> **ACTION ITEM**:
Look through the data below and, wherever a line carries the word "this", please copy that line.

> **MATERIAL SUPPLIED**:
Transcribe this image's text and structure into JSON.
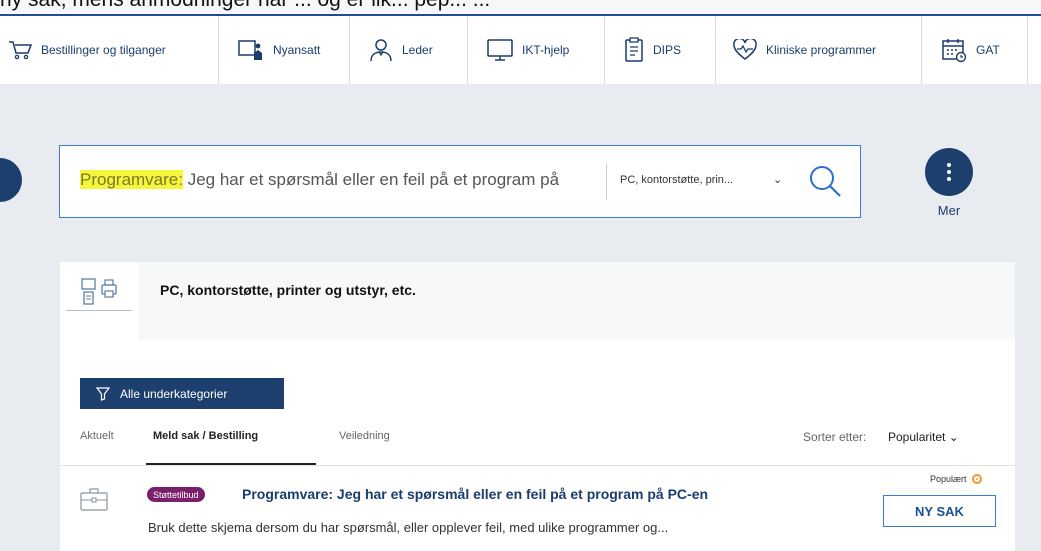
{
  "top_crop_text": "ny sak, mens anmodninger har ... og er lik... pep... ...",
  "nav": {
    "items": [
      {
        "label": "Bestillinger og tilganger",
        "icon": "cart-icon"
      },
      {
        "label": "Nyansatt",
        "icon": "new-employee-icon"
      },
      {
        "label": "Leder",
        "icon": "manager-icon"
      },
      {
        "label": "IKT-hjelp",
        "icon": "monitor-icon"
      },
      {
        "label": "DIPS",
        "icon": "clipboard-icon"
      },
      {
        "label": "Kliniske programmer",
        "icon": "heartbeat-icon"
      },
      {
        "label": "GAT",
        "icon": "calendar-icon"
      }
    ]
  },
  "search": {
    "highlight": "Programvare:",
    "query": " Jeg har et spørsmål eller en feil på et program på",
    "category": "PC, kontorstøtte, prin...",
    "chevron": "⌄"
  },
  "more": {
    "label": "Mer"
  },
  "category": {
    "title": "PC, kontorstøtte, printer og utstyr, etc."
  },
  "subcategories_button": "Alle underkategorier",
  "tabs": [
    {
      "label": "Aktuelt",
      "active": false
    },
    {
      "label": "Meld sak / Bestilling",
      "active": true
    },
    {
      "label": "Veiledning",
      "active": false
    }
  ],
  "sort": {
    "label": "Sorter etter:",
    "value": "Popularitet ⌄"
  },
  "result": {
    "badge": "Støttetilbud",
    "title": "Programvare: Jeg har et spørsmål eller en feil på et program på PC-en",
    "description": "Bruk dette skjema dersom du har spørsmål, eller opplever feil, med ulike programmer og...",
    "popular_label": "Populært",
    "button": "NY SAK"
  },
  "colors": {
    "navy": "#1d3f6e",
    "accent": "#3a7bd5",
    "badge": "#7a1f6a",
    "highlight": "#f5f53a",
    "popular": "#f39a2b"
  }
}
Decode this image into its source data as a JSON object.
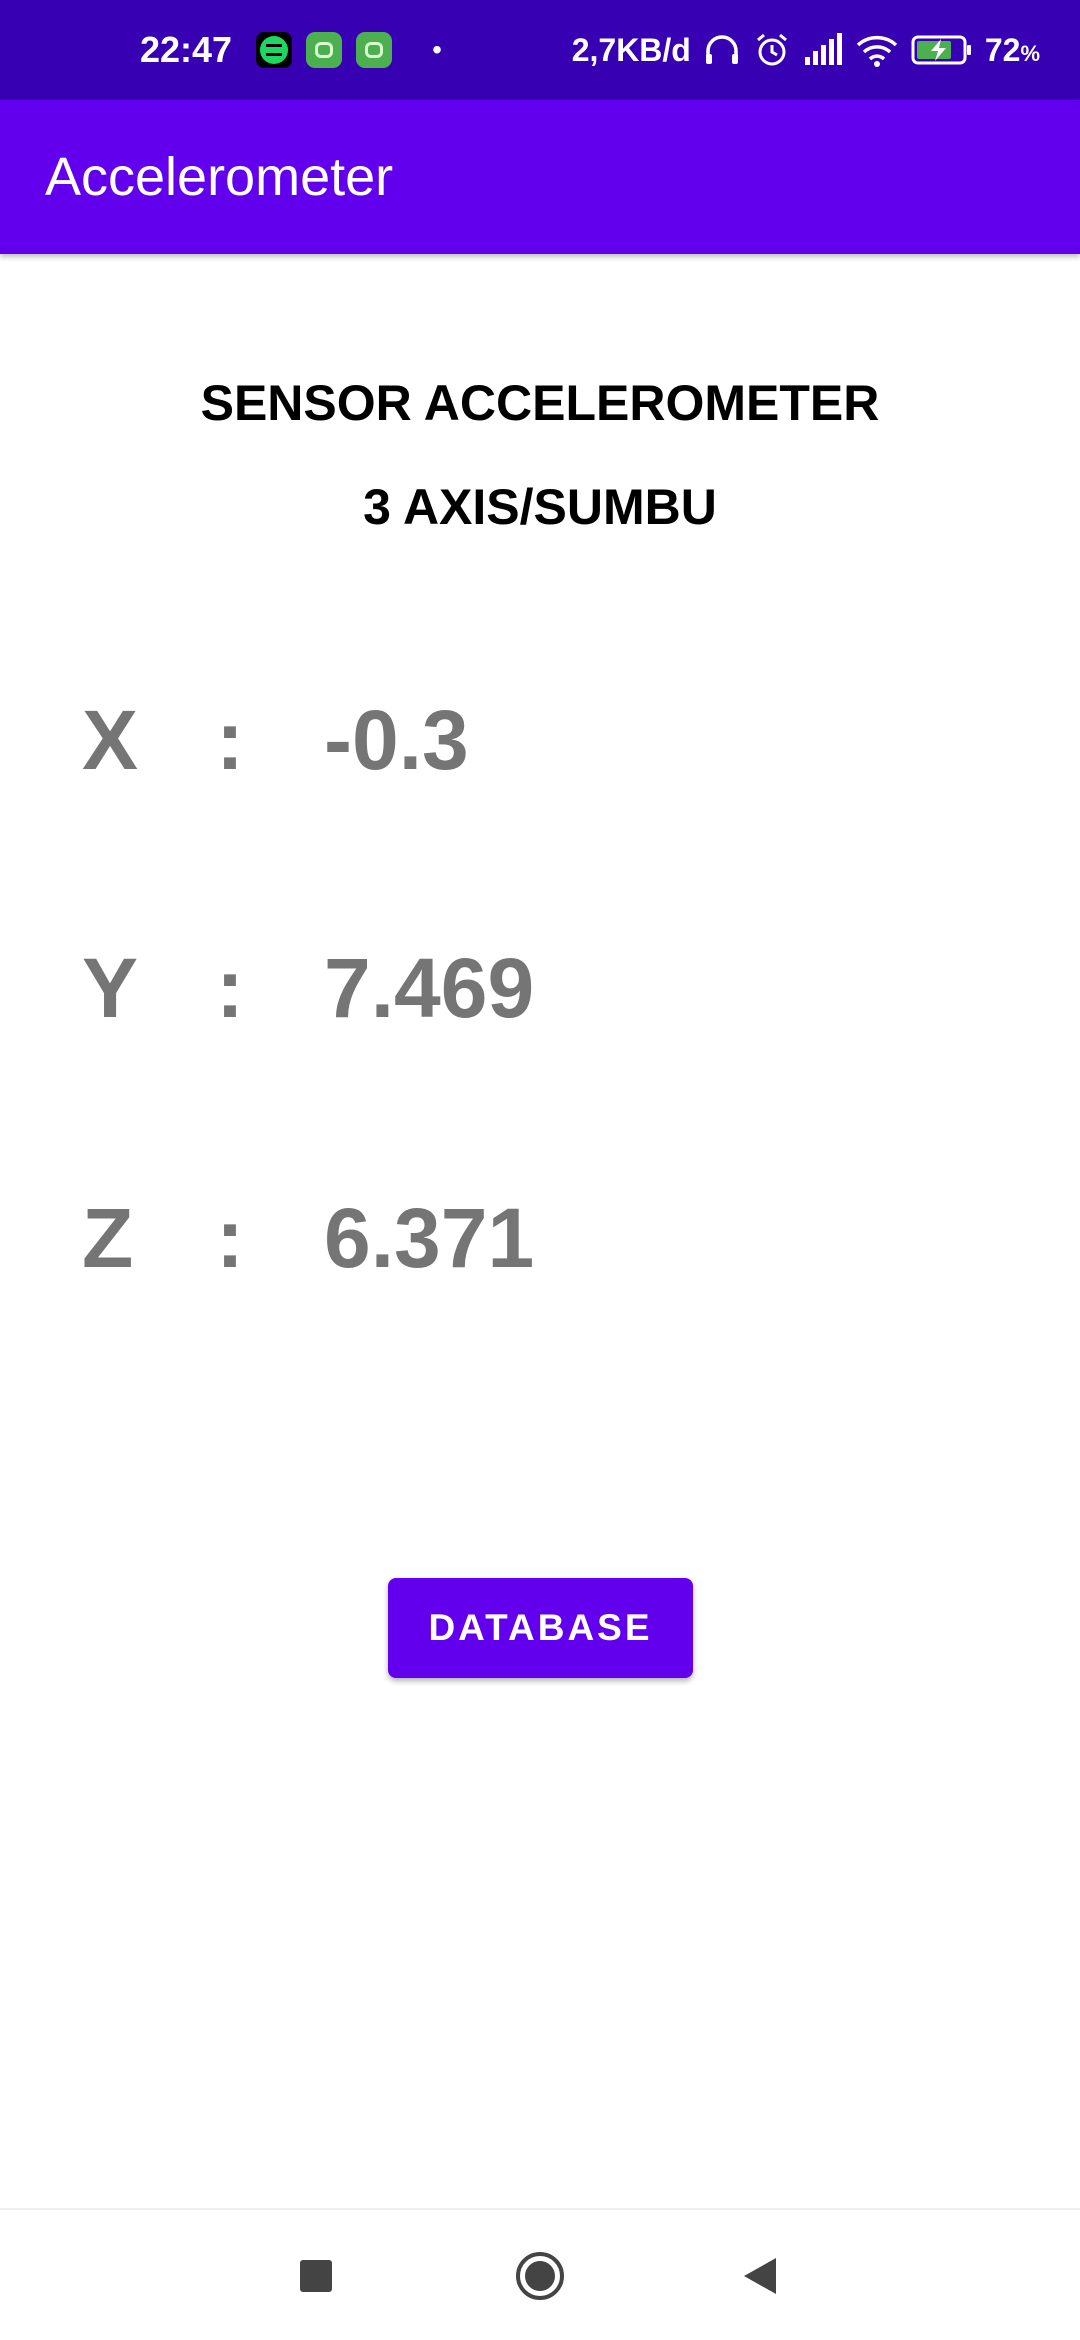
{
  "status_bar": {
    "time": "22:47",
    "dot": "•",
    "net_speed": "2,7KB/d",
    "battery_percent": "72",
    "battery_unit": "%",
    "notification_icons": [
      "spotify-icon",
      "green-app-icon",
      "green-app-icon"
    ],
    "status_icons": [
      "headphones-icon",
      "alarm-icon",
      "signal-icon",
      "wifi-icon",
      "battery-charging-icon"
    ]
  },
  "app_bar": {
    "title": "Accelerometer"
  },
  "content": {
    "heading_line1": "SENSOR ACCELEROMETER",
    "heading_line2": "3 AXIS/SUMBU",
    "axes": [
      {
        "label": "X",
        "separator": ":",
        "value": "-0.3"
      },
      {
        "label": "Y",
        "separator": ":",
        "value": "7.469"
      },
      {
        "label": "Z",
        "separator": ":",
        "value": "6.371"
      }
    ],
    "database_button_label": "DATABASE"
  },
  "colors": {
    "status_bar": "#3700b3",
    "primary": "#6200ee",
    "value_text": "#757575",
    "nav_icons": "#444444"
  },
  "nav_bar": {
    "icons": [
      "recents-icon",
      "home-icon",
      "back-icon"
    ]
  }
}
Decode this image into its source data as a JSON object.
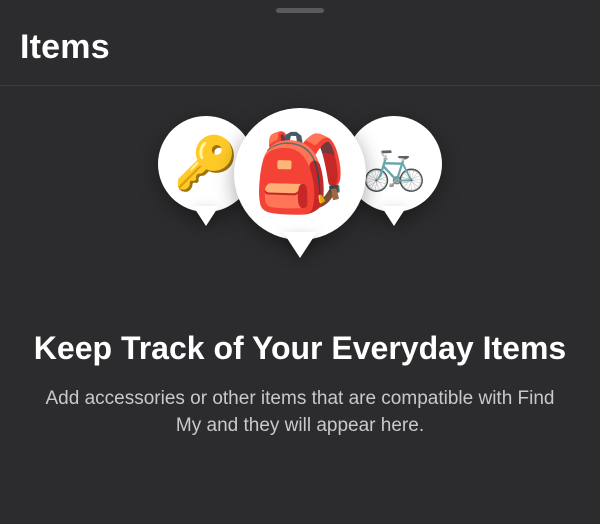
{
  "header": {
    "title": "Items"
  },
  "illustration": {
    "left_icon": "🔑",
    "center_icon": "🎒",
    "right_icon": "🚲"
  },
  "empty_state": {
    "headline": "Keep Track of Your Everyday Items",
    "subtext": "Add accessories or other items that are compatible with Find My and they will appear here."
  }
}
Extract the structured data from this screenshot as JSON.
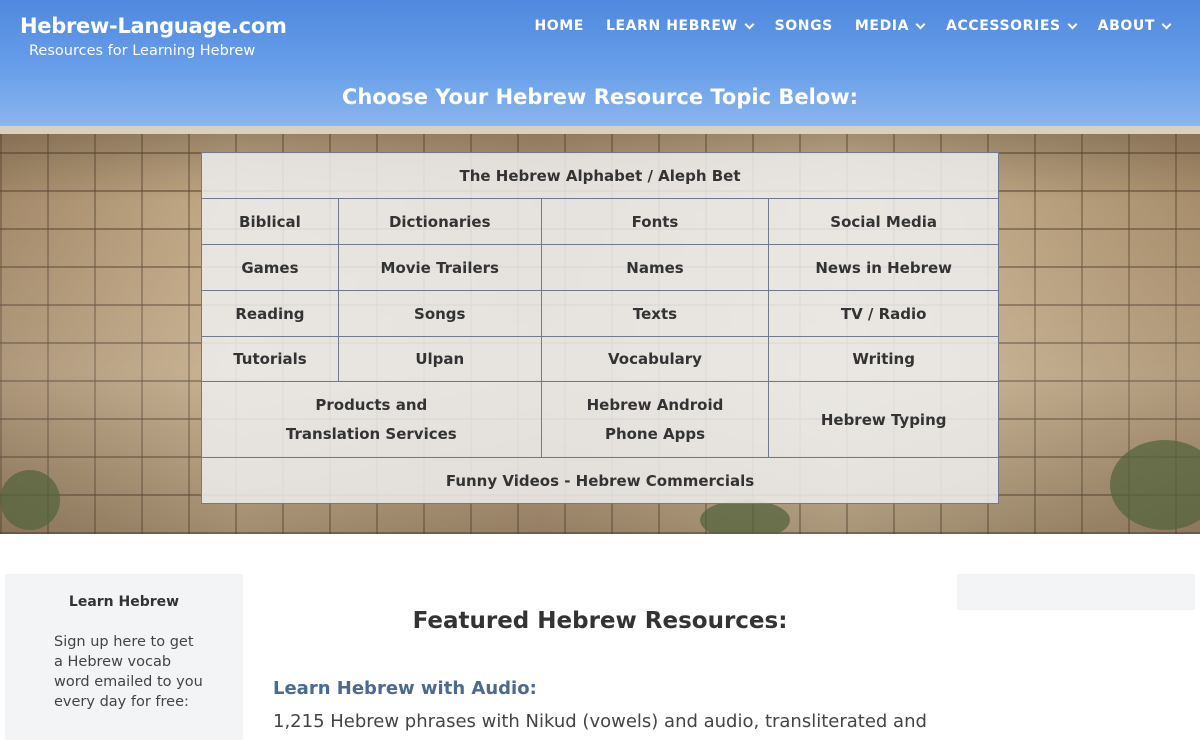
{
  "header": {
    "site_title": "Hebrew-Language.com",
    "tagline": "Resources for Learning Hebrew",
    "nav": [
      {
        "label": "HOME",
        "dropdown": false
      },
      {
        "label": "LEARN HEBREW",
        "dropdown": true
      },
      {
        "label": "SONGS",
        "dropdown": false
      },
      {
        "label": "MEDIA",
        "dropdown": true
      },
      {
        "label": "ACCESSORIES",
        "dropdown": true
      },
      {
        "label": "ABOUT",
        "dropdown": true
      }
    ]
  },
  "hero": {
    "heading": "Choose Your Hebrew Resource Topic Below:"
  },
  "topics": {
    "top": "The Hebrew Alphabet / Aleph Bet",
    "row1": [
      "Biblical",
      "Dictionaries",
      "Fonts",
      "Social Media"
    ],
    "row2": [
      "Games",
      "Movie Trailers",
      "Names",
      "News in Hebrew"
    ],
    "row3": [
      "Reading",
      "Songs",
      "Texts",
      "TV / Radio"
    ],
    "row4": [
      "Tutorials",
      "Ulpan",
      "Vocabulary",
      "Writing"
    ],
    "products_line1": "Products and",
    "products_line2": "Translation Services",
    "android_line1": "Hebrew Android",
    "android_line2": "Phone Apps",
    "typing": "Hebrew Typing",
    "bottom": "Funny Videos - Hebrew Commercials"
  },
  "sidebar": {
    "title": "Learn Hebrew",
    "text": "Sign up here to get a Hebrew vocab word emailed to you every day for free:"
  },
  "main": {
    "featured_title": "Featured Hebrew Resources:",
    "audio_heading": "Learn Hebrew with Audio:",
    "audio_text": "1,215 Hebrew phrases with Nikud (vowels) and audio, transliterated and"
  },
  "colors": {
    "sky": "#5b92e2",
    "link_heading": "#4a6a8e",
    "table_border": "#707a8c"
  }
}
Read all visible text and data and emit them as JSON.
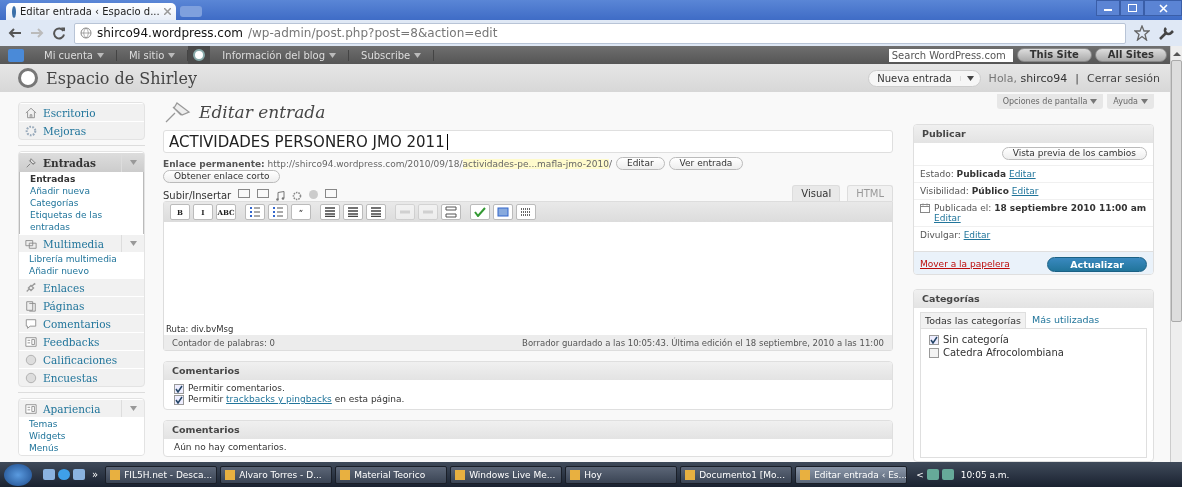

> **YOUR SOLUTION**:
Transcribe this image's text and structure into JSON.
Decode this image into its source data as a JSON object.
Decode this image into its source data as a JSON object.
Extract the structured data from this screenshot as JSON.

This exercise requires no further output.